[DESCRIPTION OF THE TASK]
Provide only the number of lines in the records below that include "person".

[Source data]
——

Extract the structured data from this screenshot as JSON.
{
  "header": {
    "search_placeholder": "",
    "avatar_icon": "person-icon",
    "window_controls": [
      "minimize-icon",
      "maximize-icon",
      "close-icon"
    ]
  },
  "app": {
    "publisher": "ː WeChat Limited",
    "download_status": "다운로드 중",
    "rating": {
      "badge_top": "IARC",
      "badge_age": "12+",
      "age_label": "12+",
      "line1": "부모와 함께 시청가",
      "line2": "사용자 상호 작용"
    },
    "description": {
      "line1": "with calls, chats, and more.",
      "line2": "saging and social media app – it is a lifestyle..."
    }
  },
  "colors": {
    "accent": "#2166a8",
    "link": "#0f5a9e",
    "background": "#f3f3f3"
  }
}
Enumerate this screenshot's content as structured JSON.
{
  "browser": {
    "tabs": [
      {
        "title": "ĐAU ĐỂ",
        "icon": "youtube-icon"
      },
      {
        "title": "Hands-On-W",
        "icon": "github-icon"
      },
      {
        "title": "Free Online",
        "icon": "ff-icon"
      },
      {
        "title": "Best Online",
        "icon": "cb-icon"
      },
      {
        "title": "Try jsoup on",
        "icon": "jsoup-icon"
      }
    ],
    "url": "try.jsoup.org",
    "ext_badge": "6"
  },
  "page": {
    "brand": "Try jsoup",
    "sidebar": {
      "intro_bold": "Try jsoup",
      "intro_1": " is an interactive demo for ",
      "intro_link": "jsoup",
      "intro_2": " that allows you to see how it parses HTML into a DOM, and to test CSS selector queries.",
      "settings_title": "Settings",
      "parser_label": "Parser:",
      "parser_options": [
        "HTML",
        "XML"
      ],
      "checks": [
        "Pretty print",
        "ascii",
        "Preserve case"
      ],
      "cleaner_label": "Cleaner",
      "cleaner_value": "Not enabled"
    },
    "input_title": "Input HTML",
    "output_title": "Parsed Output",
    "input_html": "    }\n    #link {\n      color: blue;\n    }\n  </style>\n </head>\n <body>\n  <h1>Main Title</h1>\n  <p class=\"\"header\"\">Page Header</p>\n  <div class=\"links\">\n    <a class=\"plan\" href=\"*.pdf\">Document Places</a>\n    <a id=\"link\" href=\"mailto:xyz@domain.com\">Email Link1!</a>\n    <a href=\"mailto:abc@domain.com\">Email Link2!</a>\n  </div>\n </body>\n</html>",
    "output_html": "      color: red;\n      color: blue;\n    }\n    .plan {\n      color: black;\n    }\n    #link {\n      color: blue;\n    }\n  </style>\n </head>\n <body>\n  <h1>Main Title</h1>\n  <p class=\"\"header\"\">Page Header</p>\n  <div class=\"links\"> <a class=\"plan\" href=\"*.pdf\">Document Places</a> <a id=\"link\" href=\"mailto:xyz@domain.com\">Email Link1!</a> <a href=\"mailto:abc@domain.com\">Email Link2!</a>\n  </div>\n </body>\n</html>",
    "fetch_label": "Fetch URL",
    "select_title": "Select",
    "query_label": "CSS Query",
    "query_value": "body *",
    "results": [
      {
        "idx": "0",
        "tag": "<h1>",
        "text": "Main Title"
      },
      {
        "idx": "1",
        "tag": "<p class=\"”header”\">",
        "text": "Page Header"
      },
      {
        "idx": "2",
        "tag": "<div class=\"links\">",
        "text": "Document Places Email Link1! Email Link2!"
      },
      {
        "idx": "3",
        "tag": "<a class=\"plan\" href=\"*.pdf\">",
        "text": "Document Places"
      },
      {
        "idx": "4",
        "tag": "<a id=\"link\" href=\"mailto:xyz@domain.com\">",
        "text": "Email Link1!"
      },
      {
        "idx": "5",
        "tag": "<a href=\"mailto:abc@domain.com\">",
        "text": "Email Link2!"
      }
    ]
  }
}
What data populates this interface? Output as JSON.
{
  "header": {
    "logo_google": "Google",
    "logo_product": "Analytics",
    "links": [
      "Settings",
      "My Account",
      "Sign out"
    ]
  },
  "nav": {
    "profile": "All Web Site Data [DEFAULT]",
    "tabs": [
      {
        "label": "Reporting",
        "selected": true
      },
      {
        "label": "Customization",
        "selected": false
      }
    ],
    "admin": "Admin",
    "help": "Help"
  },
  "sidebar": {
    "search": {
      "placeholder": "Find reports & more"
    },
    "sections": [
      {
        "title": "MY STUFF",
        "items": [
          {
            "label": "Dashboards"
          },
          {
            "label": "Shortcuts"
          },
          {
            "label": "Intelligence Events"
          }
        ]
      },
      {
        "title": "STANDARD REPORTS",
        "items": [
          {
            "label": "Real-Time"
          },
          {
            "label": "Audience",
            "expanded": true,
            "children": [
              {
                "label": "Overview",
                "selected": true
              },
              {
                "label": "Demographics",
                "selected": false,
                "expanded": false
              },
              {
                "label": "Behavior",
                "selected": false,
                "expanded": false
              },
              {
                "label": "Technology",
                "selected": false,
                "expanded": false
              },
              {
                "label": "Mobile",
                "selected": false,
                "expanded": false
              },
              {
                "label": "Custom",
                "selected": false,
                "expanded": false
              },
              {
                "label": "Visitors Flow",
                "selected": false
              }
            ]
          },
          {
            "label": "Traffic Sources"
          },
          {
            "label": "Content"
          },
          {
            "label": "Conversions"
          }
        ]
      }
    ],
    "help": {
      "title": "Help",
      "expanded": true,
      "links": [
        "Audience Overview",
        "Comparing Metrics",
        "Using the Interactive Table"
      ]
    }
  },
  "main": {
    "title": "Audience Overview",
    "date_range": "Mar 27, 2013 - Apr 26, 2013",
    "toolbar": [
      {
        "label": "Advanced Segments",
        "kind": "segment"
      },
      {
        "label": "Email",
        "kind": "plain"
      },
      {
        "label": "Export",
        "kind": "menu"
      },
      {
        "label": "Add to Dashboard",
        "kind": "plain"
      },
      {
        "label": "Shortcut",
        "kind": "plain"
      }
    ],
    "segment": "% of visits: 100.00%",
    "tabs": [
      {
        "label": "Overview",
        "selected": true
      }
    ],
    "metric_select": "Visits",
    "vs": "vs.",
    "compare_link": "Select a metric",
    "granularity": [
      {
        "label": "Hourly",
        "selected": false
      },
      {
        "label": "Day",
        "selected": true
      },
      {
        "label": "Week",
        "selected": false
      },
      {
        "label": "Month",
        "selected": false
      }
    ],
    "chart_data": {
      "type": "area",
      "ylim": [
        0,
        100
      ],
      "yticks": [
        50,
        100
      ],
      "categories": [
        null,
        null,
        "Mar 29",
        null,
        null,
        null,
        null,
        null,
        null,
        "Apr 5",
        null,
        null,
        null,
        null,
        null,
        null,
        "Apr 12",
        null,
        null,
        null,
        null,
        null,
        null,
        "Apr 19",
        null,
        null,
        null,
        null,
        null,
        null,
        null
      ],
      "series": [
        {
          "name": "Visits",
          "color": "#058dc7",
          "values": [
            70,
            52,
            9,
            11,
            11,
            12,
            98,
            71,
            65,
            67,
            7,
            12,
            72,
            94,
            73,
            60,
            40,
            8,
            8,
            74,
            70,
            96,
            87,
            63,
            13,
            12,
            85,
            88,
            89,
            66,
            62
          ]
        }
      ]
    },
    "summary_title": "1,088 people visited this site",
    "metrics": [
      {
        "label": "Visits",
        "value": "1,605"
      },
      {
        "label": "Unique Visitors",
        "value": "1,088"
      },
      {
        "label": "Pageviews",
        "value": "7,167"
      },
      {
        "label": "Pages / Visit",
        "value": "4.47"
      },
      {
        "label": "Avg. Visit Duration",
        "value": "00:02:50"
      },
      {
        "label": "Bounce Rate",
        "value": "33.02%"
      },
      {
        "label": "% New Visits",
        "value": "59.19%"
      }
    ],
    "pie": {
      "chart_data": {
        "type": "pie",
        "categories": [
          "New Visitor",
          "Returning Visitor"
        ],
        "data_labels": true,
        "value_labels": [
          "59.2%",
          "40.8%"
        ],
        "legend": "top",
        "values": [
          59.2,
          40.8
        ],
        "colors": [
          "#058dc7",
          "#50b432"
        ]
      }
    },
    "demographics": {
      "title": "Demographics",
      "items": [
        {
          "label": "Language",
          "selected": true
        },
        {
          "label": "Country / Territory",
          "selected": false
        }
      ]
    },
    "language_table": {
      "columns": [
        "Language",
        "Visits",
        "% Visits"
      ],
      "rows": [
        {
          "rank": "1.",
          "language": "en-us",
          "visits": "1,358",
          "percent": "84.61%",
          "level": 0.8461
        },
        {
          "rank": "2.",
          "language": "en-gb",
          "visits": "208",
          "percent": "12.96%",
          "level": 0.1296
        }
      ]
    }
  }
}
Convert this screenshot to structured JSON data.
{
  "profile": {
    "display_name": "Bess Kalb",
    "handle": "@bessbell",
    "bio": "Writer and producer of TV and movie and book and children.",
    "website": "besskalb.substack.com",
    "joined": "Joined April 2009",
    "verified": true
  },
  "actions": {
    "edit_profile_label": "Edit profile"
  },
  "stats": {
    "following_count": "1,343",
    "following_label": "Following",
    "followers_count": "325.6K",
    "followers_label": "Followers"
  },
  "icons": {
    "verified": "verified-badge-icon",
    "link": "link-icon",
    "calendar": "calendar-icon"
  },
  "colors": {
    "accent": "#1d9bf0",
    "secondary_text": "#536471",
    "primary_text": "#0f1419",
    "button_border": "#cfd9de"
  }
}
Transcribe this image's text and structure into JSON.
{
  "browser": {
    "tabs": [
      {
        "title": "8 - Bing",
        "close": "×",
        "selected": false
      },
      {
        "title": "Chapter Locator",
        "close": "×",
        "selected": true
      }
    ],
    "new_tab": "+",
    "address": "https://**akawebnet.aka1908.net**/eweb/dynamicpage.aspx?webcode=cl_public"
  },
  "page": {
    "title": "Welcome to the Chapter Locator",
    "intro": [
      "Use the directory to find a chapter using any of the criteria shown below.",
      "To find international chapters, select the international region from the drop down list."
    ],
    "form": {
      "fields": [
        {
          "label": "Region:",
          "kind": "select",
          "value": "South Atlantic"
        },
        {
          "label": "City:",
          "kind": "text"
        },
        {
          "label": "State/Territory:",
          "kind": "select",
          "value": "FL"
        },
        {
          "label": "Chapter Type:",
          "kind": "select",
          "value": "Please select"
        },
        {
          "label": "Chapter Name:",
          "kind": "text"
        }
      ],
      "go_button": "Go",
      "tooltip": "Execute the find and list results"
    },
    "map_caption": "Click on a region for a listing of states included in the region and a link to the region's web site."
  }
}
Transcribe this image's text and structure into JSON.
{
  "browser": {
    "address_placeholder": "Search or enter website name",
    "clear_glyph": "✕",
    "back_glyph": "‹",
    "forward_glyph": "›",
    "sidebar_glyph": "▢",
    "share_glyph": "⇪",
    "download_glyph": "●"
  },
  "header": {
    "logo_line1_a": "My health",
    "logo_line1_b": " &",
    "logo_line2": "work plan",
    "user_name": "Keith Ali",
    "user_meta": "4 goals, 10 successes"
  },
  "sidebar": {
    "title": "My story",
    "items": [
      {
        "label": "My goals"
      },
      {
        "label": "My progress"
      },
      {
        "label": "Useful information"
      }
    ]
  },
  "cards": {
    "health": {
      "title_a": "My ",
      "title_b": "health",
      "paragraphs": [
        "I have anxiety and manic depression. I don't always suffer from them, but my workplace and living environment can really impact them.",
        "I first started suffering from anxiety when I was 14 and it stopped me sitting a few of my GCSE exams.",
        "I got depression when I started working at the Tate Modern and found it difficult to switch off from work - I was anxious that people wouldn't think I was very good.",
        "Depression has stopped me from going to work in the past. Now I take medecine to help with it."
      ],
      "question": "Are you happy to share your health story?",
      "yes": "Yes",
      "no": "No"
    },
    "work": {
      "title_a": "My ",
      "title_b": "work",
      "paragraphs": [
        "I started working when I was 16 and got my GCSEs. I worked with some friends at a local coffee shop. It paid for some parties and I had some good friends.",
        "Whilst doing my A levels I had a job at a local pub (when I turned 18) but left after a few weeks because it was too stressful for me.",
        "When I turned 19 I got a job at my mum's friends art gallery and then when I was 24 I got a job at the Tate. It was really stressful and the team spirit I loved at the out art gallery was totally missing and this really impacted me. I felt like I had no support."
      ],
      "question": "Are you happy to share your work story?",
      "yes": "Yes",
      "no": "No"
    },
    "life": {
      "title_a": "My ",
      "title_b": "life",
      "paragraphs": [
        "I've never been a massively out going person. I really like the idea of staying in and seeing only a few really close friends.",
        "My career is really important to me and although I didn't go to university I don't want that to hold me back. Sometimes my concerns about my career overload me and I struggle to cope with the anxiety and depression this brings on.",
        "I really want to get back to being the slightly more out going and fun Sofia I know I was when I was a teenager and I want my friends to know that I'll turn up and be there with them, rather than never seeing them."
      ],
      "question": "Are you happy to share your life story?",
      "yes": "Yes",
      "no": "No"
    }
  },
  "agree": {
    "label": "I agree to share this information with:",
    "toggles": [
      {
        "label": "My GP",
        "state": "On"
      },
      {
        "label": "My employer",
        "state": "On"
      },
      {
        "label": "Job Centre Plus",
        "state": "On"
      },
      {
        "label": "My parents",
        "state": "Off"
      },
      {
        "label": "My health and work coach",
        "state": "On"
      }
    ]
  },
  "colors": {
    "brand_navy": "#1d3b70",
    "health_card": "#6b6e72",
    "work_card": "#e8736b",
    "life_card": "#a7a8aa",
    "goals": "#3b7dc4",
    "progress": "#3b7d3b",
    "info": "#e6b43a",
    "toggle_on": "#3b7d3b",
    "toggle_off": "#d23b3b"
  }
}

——

[WORKED SOLUTION]
2